Tuesday

We all met at 8:30 at Nagoya station on Tuesday morning.  After some heartfelt farewells to our hosts we entered the Shinkansen (bullet train) station and found our platform.  We boarded the Shinkansen at 9:00 and set off for Kyoto a short 40 minute ride.   At Kyoto we were met by Meiko Nishida.  Meiko was a student at KSS for a year and came home to Japan at the end of semester 1.  She made many friends at out school and asked to help us out when we are here.  Meiko helped us get into taxis and head out to our guest house – Sakura Peace House – to drop our luggage off.  We then set out on foot for Kiyomizu Temple.

The weather forecast for today was 90% rain, but even though the skies were threatening all day the rain held off until 3pm – just when we ended our walking tour.  We started off by walking up the hill to Kiyomizu Temple.  Kiyomizu means ‘pure water’.  The temple is named after for a spring on the temple grounds that is funneled to three stone spouts.  Worshipers drink from the water with the intention of getting help for one of three problems they may have.  If you have problems with your physical health you drink with that healing intention in your mind.  If you have problems with your mind – such as how are you going to get it to work to its maximum potential to pass that university entrance exam – you drink with that intention.  Finally if you have problems opening your heart to the world, you drink with the intention of fixing that.

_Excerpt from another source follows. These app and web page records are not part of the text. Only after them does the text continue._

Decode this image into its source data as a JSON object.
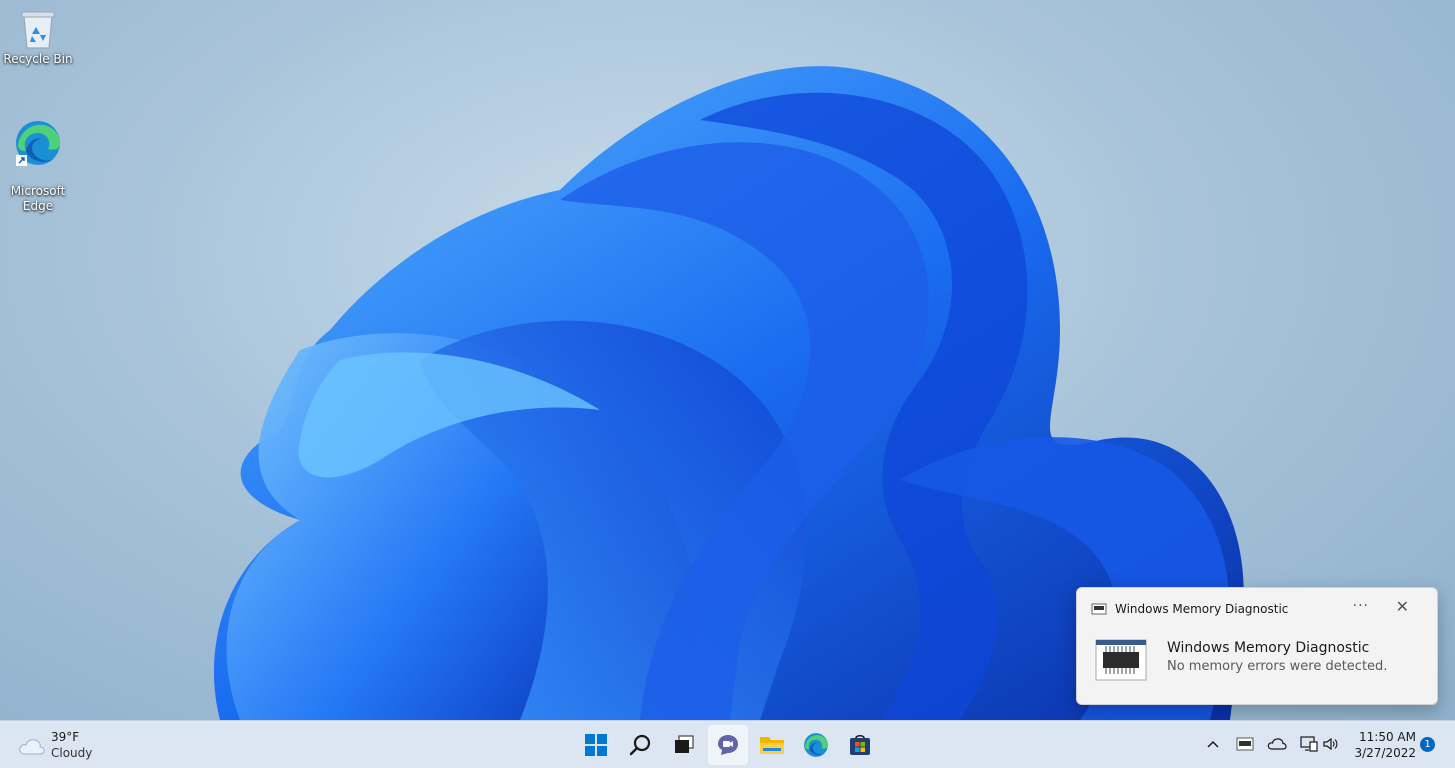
{
  "desktop": {
    "icons": [
      {
        "label": "Recycle Bin",
        "icon": "recycle-bin-icon"
      },
      {
        "label": "Microsoft\nEdge",
        "icon": "edge-icon"
      }
    ]
  },
  "toast": {
    "app_name": "Windows Memory Diagnostic",
    "more_label": "···",
    "close_label": "✕",
    "title": "Windows Memory Diagnostic",
    "message": "No memory errors were detected."
  },
  "taskbar": {
    "weather": {
      "temp": "39°F",
      "condition": "Cloudy",
      "icon": "cloud-icon"
    },
    "apps": [
      {
        "name": "start",
        "icon": "windows-start-icon"
      },
      {
        "name": "search",
        "icon": "search-icon"
      },
      {
        "name": "task-view",
        "icon": "task-view-icon"
      },
      {
        "name": "chat",
        "icon": "teams-chat-icon"
      },
      {
        "name": "file-explorer",
        "icon": "folder-icon"
      },
      {
        "name": "edge",
        "icon": "edge-icon"
      },
      {
        "name": "store",
        "icon": "store-icon"
      }
    ],
    "tray": {
      "overflow": "^",
      "time": "11:50 AM",
      "date": "3/27/2022",
      "notification_count": "1"
    }
  },
  "colors": {
    "accent": "#0067c0",
    "taskbar_bg": "#dce6f2",
    "bloom_dark": "#0a3fcf",
    "bloom_light": "#3fa0ff"
  }
}
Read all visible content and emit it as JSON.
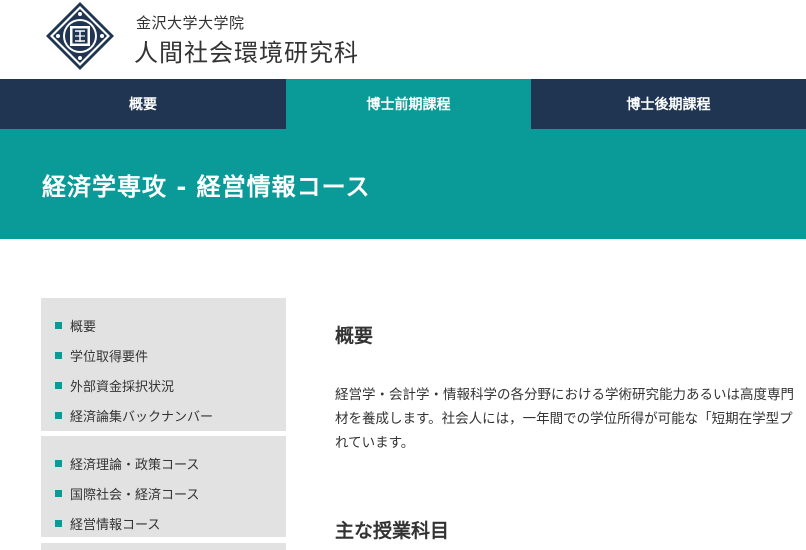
{
  "header": {
    "university": "金沢大学大学院",
    "school": "人間社会環境研究科"
  },
  "nav": {
    "items": [
      {
        "label": "概要"
      },
      {
        "label": "博士前期課程"
      },
      {
        "label": "博士後期課程"
      }
    ],
    "active_index": 1
  },
  "banner": {
    "title": "経済学専攻 - 経営情報コース"
  },
  "sidebar": {
    "group1": [
      {
        "label": "概要"
      },
      {
        "label": "学位取得要件"
      },
      {
        "label": "外部資金採択状況"
      },
      {
        "label": "経済論集バックナンバー"
      }
    ],
    "group2": [
      {
        "label": "経済理論・政策コース"
      },
      {
        "label": "国際社会・経済コース"
      },
      {
        "label": "経営情報コース"
      }
    ]
  },
  "content": {
    "overview_title": "概要",
    "overview_lines": [
      "経営学・会計学・情報科学の各分野における学術研究能力あるいは高度専門",
      "材を養成します。社会人には，一年間での学位所得が可能な「短期在学型プ",
      "れています。"
    ],
    "courses_title": "主な授業科目"
  },
  "colors": {
    "navy": "#1f3552",
    "teal": "#0a9a98",
    "sidebar_bg": "#e2e2e2"
  }
}
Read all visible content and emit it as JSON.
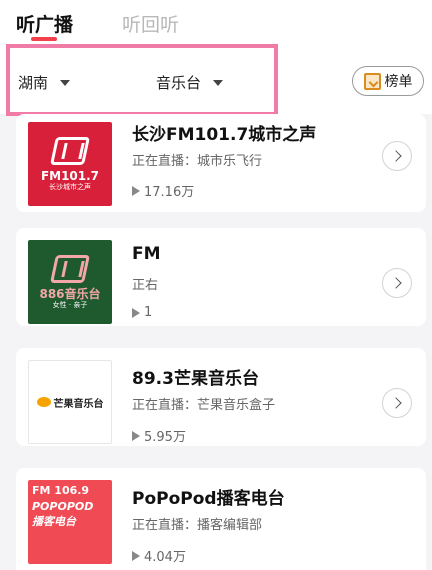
{
  "tabs": {
    "active": "听广播",
    "inactive": "听回听",
    "accent": "#f2414b"
  },
  "filters": {
    "region": "湖南",
    "category": "音乐台",
    "rank_label": "榜单",
    "highlight_color": "#f07ba6"
  },
  "stations": [
    {
      "title": "长沙FM101.7城市之声",
      "live": "正在直播：城市乐飞行",
      "plays": "17.16万",
      "logo_line1": "FM101.7",
      "logo_line2": "长沙城市之声",
      "logo_bg": "#d9203a"
    },
    {
      "title": "FM",
      "live": "正右",
      "plays": "1",
      "logo_line1": "886音乐台",
      "logo_line2": "女性 · 亲子",
      "logo_bg": "#1f5a2e"
    },
    {
      "title": "89.3芒果音乐台",
      "live": "正在直播：芒果音乐盒子",
      "plays": "5.95万",
      "logo_line1": "芒果音乐台",
      "logo_line2": "",
      "logo_bg": "#ffffff"
    },
    {
      "title": "PoPoPod播客电台",
      "live": "正在直播：播客编辑部",
      "plays": "4.04万",
      "logo_line1": "FM 106.9",
      "logo_line2": "POPOPOD 播客电台",
      "logo_bg": "#f04a55"
    }
  ]
}
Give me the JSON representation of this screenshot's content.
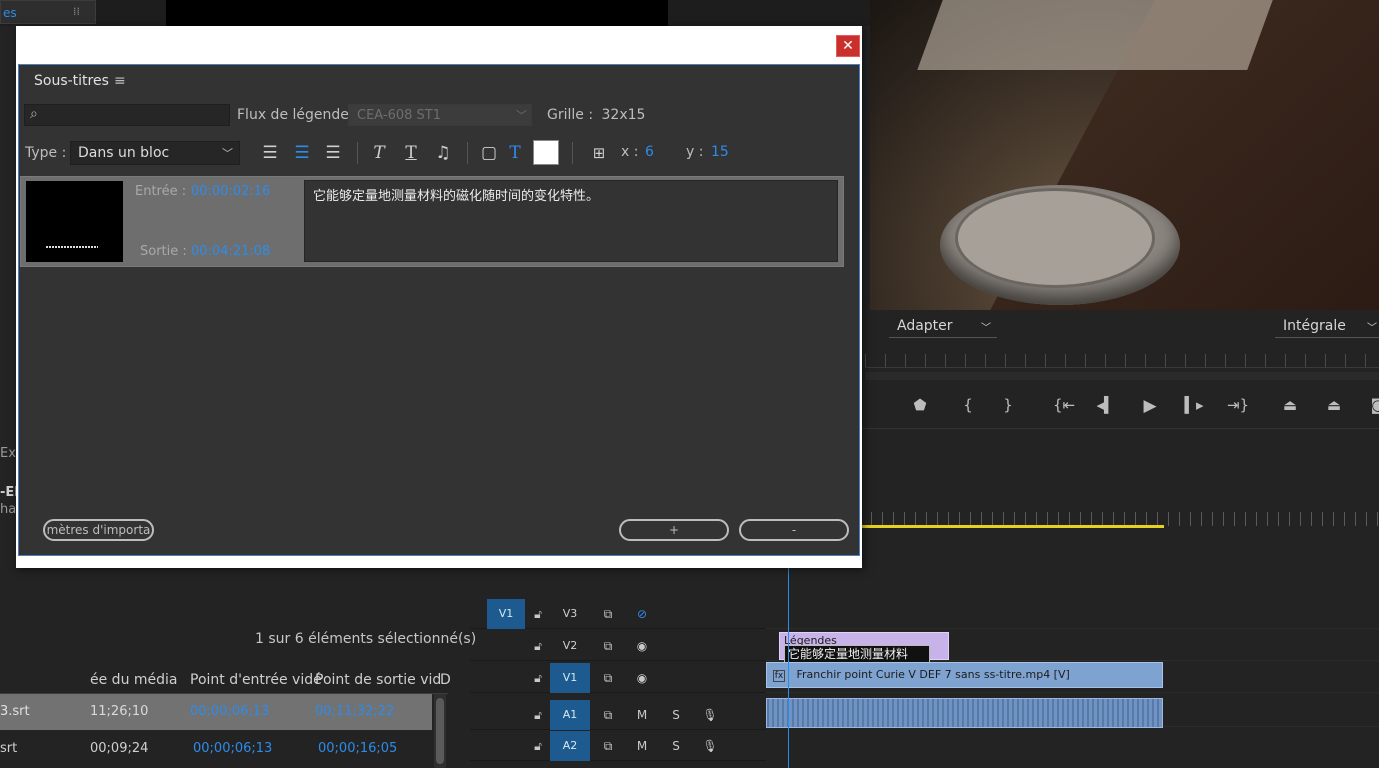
{
  "background": {
    "top_tab_label": "es",
    "program_monitor": {
      "zoom_select": "Adapter",
      "quality_select": "Intégrale"
    },
    "left_fragments": [
      "Exp",
      "-EN",
      "ha"
    ]
  },
  "project_panel": {
    "selection_count": "1 sur 6 éléments sélectionné(s)",
    "columns": [
      "ée du média",
      "Point d'entrée vidé",
      "Point de sortie vid",
      "D"
    ],
    "rows": [
      {
        "name": "3.srt",
        "media_start": "11;26;10",
        "video_in": "00;00;06;13",
        "video_out": "00;11;32;22"
      },
      {
        "name": "srt",
        "media_start": "00;09;24",
        "video_in": "00;00;06;13",
        "video_out": "00;00;16;05"
      }
    ]
  },
  "timeline": {
    "tracks": [
      {
        "source": "V1",
        "name": "V3",
        "type": "video"
      },
      {
        "source": "",
        "name": "V2",
        "type": "video"
      },
      {
        "source": "",
        "name": "V1",
        "type": "video"
      },
      {
        "source": "",
        "name": "A1",
        "type": "audio",
        "mute": "M",
        "solo": "S"
      },
      {
        "source": "",
        "name": "A2",
        "type": "audio",
        "mute": "M",
        "solo": "S"
      }
    ],
    "caption_clip_label": "Légendes",
    "caption_clip_preview": "它能够定量地测量材料",
    "video_clip_label": "Franchir point Curie V DEF 7 sans ss-titre.mp4 [V]"
  },
  "dialog": {
    "panel_title": "Sous-titres",
    "search_placeholder": "",
    "stream_label": "Flux de légende :",
    "stream_value": "CEA-608 ST1",
    "grid_label": "Grille :",
    "grid_value": "32x15",
    "type_label": "Type :",
    "type_value": "Dans un bloc",
    "x_label": "x :",
    "x_value": "6",
    "y_label": "y :",
    "y_value": "15",
    "caption": {
      "in_label": "Entrée :",
      "in_value": "00:00:02:16",
      "out_label": "Sortie :",
      "out_value": "00:04:21:08",
      "text": "它能够定量地测量材料的磁化随时间的变化特性。"
    },
    "import_button": "mètres d'importa",
    "add_button": "+",
    "remove_button": "-"
  },
  "colors": {
    "accent_blue": "#2d8ceb",
    "track_patch_blue": "#1c5a8f",
    "close_red": "#c9302c",
    "work_area_yellow": "#e6d21e"
  }
}
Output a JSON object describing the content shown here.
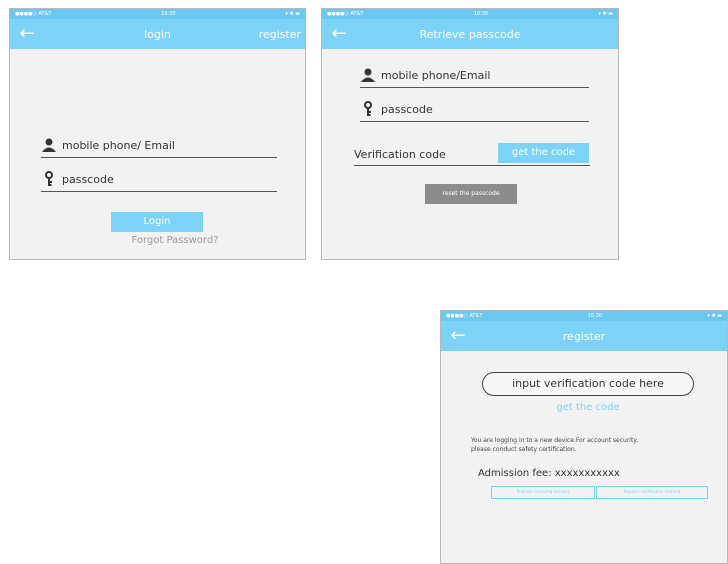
{
  "status": {
    "carrier": "●●●●○  AT&T",
    "time": "10:30",
    "battery": "▾ ✱ ▬"
  },
  "login": {
    "title": "login",
    "register_link": "register",
    "username_placeholder": "mobile phone/ Email",
    "passcode_placeholder": "passcode",
    "login_button": "Login",
    "forgot_link": "Forgot Password?"
  },
  "retrieve": {
    "title": "Retrieve passcode",
    "username_placeholder": "mobile phone/Email",
    "passcode_placeholder": "passcode",
    "verification_label": "Verification code",
    "get_code_button": "get the code",
    "reset_button": "reset the passcode"
  },
  "register": {
    "title": "register",
    "verification_input": "input verification code here",
    "get_code_link": "get the code",
    "notice_line1": "You are logging in to a new device.For account security,",
    "notice_line2": "please conduct safety certification.",
    "admission_label": "Admission fee: xxxxxxxxxxx",
    "replace_account_button": "Replace receiving account",
    "replace_method_button": "Replace verification method"
  },
  "colors": {
    "accent": "#7dd3f7",
    "status_bar": "#6cc8f0",
    "background": "#f2f2f2",
    "gray_button": "#8c8c8c"
  }
}
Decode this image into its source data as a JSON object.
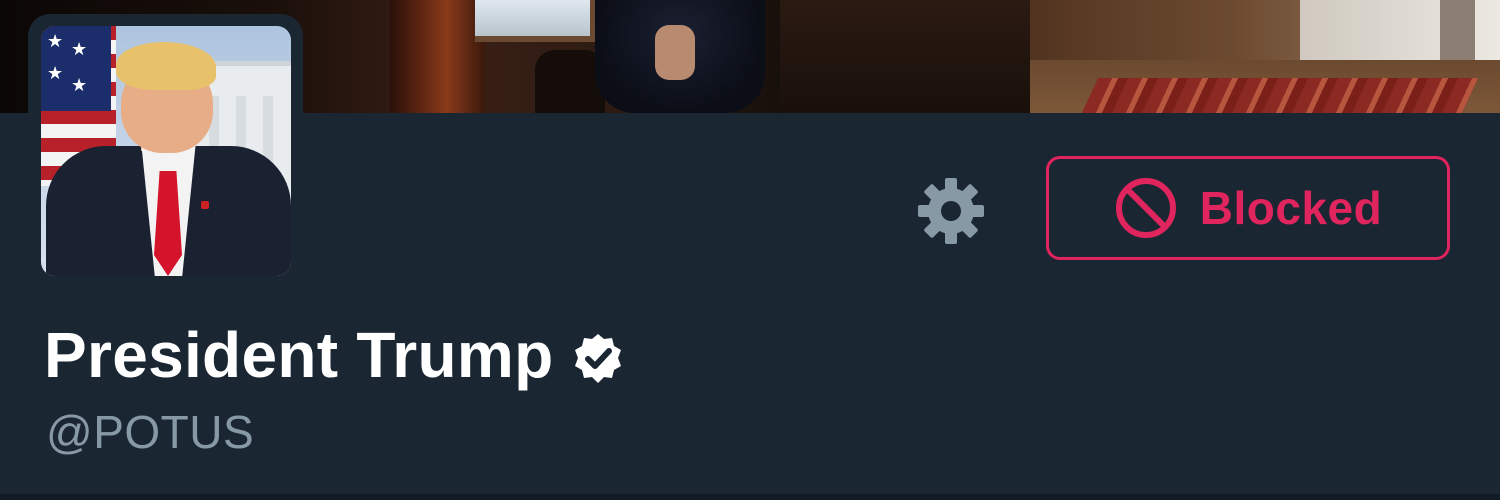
{
  "profile": {
    "display_name": "President Trump",
    "handle": "@POTUS",
    "verified": true
  },
  "actions": {
    "blocked_label": "Blocked",
    "settings_icon": "gear-icon",
    "blocked_icon": "no-entry-icon"
  },
  "colors": {
    "background": "#1b2633",
    "accent_red": "#e0245e",
    "handle_gray": "#8899a6",
    "gear_gray": "#8899a6",
    "name_white": "#ffffff"
  }
}
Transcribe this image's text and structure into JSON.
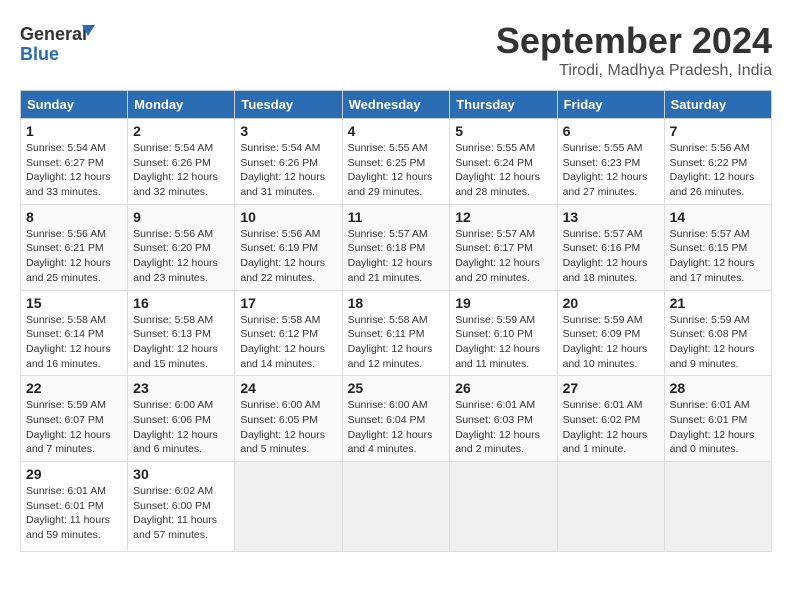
{
  "header": {
    "logo_line1": "General",
    "logo_line2": "Blue",
    "month": "September 2024",
    "location": "Tirodi, Madhya Pradesh, India"
  },
  "days_of_week": [
    "Sunday",
    "Monday",
    "Tuesday",
    "Wednesday",
    "Thursday",
    "Friday",
    "Saturday"
  ],
  "weeks": [
    [
      {
        "day": 1,
        "info": "Sunrise: 5:54 AM\nSunset: 6:27 PM\nDaylight: 12 hours\nand 33 minutes."
      },
      {
        "day": 2,
        "info": "Sunrise: 5:54 AM\nSunset: 6:26 PM\nDaylight: 12 hours\nand 32 minutes."
      },
      {
        "day": 3,
        "info": "Sunrise: 5:54 AM\nSunset: 6:26 PM\nDaylight: 12 hours\nand 31 minutes."
      },
      {
        "day": 4,
        "info": "Sunrise: 5:55 AM\nSunset: 6:25 PM\nDaylight: 12 hours\nand 29 minutes."
      },
      {
        "day": 5,
        "info": "Sunrise: 5:55 AM\nSunset: 6:24 PM\nDaylight: 12 hours\nand 28 minutes."
      },
      {
        "day": 6,
        "info": "Sunrise: 5:55 AM\nSunset: 6:23 PM\nDaylight: 12 hours\nand 27 minutes."
      },
      {
        "day": 7,
        "info": "Sunrise: 5:56 AM\nSunset: 6:22 PM\nDaylight: 12 hours\nand 26 minutes."
      }
    ],
    [
      {
        "day": 8,
        "info": "Sunrise: 5:56 AM\nSunset: 6:21 PM\nDaylight: 12 hours\nand 25 minutes."
      },
      {
        "day": 9,
        "info": "Sunrise: 5:56 AM\nSunset: 6:20 PM\nDaylight: 12 hours\nand 23 minutes."
      },
      {
        "day": 10,
        "info": "Sunrise: 5:56 AM\nSunset: 6:19 PM\nDaylight: 12 hours\nand 22 minutes."
      },
      {
        "day": 11,
        "info": "Sunrise: 5:57 AM\nSunset: 6:18 PM\nDaylight: 12 hours\nand 21 minutes."
      },
      {
        "day": 12,
        "info": "Sunrise: 5:57 AM\nSunset: 6:17 PM\nDaylight: 12 hours\nand 20 minutes."
      },
      {
        "day": 13,
        "info": "Sunrise: 5:57 AM\nSunset: 6:16 PM\nDaylight: 12 hours\nand 18 minutes."
      },
      {
        "day": 14,
        "info": "Sunrise: 5:57 AM\nSunset: 6:15 PM\nDaylight: 12 hours\nand 17 minutes."
      }
    ],
    [
      {
        "day": 15,
        "info": "Sunrise: 5:58 AM\nSunset: 6:14 PM\nDaylight: 12 hours\nand 16 minutes."
      },
      {
        "day": 16,
        "info": "Sunrise: 5:58 AM\nSunset: 6:13 PM\nDaylight: 12 hours\nand 15 minutes."
      },
      {
        "day": 17,
        "info": "Sunrise: 5:58 AM\nSunset: 6:12 PM\nDaylight: 12 hours\nand 14 minutes."
      },
      {
        "day": 18,
        "info": "Sunrise: 5:58 AM\nSunset: 6:11 PM\nDaylight: 12 hours\nand 12 minutes."
      },
      {
        "day": 19,
        "info": "Sunrise: 5:59 AM\nSunset: 6:10 PM\nDaylight: 12 hours\nand 11 minutes."
      },
      {
        "day": 20,
        "info": "Sunrise: 5:59 AM\nSunset: 6:09 PM\nDaylight: 12 hours\nand 10 minutes."
      },
      {
        "day": 21,
        "info": "Sunrise: 5:59 AM\nSunset: 6:08 PM\nDaylight: 12 hours\nand 9 minutes."
      }
    ],
    [
      {
        "day": 22,
        "info": "Sunrise: 5:59 AM\nSunset: 6:07 PM\nDaylight: 12 hours\nand 7 minutes."
      },
      {
        "day": 23,
        "info": "Sunrise: 6:00 AM\nSunset: 6:06 PM\nDaylight: 12 hours\nand 6 minutes."
      },
      {
        "day": 24,
        "info": "Sunrise: 6:00 AM\nSunset: 6:05 PM\nDaylight: 12 hours\nand 5 minutes."
      },
      {
        "day": 25,
        "info": "Sunrise: 6:00 AM\nSunset: 6:04 PM\nDaylight: 12 hours\nand 4 minutes."
      },
      {
        "day": 26,
        "info": "Sunrise: 6:01 AM\nSunset: 6:03 PM\nDaylight: 12 hours\nand 2 minutes."
      },
      {
        "day": 27,
        "info": "Sunrise: 6:01 AM\nSunset: 6:02 PM\nDaylight: 12 hours\nand 1 minute."
      },
      {
        "day": 28,
        "info": "Sunrise: 6:01 AM\nSunset: 6:01 PM\nDaylight: 12 hours\nand 0 minutes."
      }
    ],
    [
      {
        "day": 29,
        "info": "Sunrise: 6:01 AM\nSunset: 6:01 PM\nDaylight: 11 hours\nand 59 minutes."
      },
      {
        "day": 30,
        "info": "Sunrise: 6:02 AM\nSunset: 6:00 PM\nDaylight: 11 hours\nand 57 minutes."
      },
      null,
      null,
      null,
      null,
      null
    ]
  ]
}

At Kiyomizu we also found the ‘love stones’.  These are two large stones about 10 meters apart that symbolize our search for love in life.  In this case it means romantic love.  The idea is you have to walk from one stone to the other with your eyes closed.  If you are successful at this challenge you will have success with love in life. If not….  The good news is friends are allowed to help you with this activity just as they are with your romantic endeavors in real life.  So as our kids made this journey they were kept on the straight and narrow with shouts from their friends of ‘left/right’!  Everyone successfully completed the walk.

After Kiyomizu we walked down the hill toward Sanjuusangendo Temple.  This temple is an impressive hall with the statues of 1001 bodhisattvas.  These are beings who have achieved enlightenment, but instead of staying in nirvana have decided to come back to earth to help the rest of us become enlightened.  A very mysterious hall.  Each statue is different and has its own personality.  But they are all very silent as the bodhisattvas are deep in meditation on our behalf.

We left Sanjuusangendo and walked for about 20 minutes to the hub of Kyoto – Kyoto Station getting there at about 2.  The station is a very impressive building architecturally and is considered the most beautiful train station in Japan.  It is also home to  a high end department store and many good and inexpensive restaurants. The kids had free time until six and in that time were able to get their supper.  After that we returned to the guest house by taxi.

Europe in 1914 map quiz and Mercantilism 101

You will have a map quiz based on the study map of Europe in 1914 that you made in class.  The quiz is set for Friday, September 29.

Roger K. Strickland is an economics professor at Santa Fe College in Santa Fe, New Mexico.  Watch his short lecture on the economic theory of Mercantilism.  It is important to our study of history because it was the dominant economic theory of imperialism which was one of the causes of World War 1. It was the cause of the expansion of empires and the wars that expansion caused.

Your task:

1 Watch the video and make a sketch using colour that reproduces the excellent diagram he uses to explain Mercantilism. Make clear notes that explain Mercantilism. Be prepared to use that sketch and the notes to explain Mercantilism to the teacher and other students.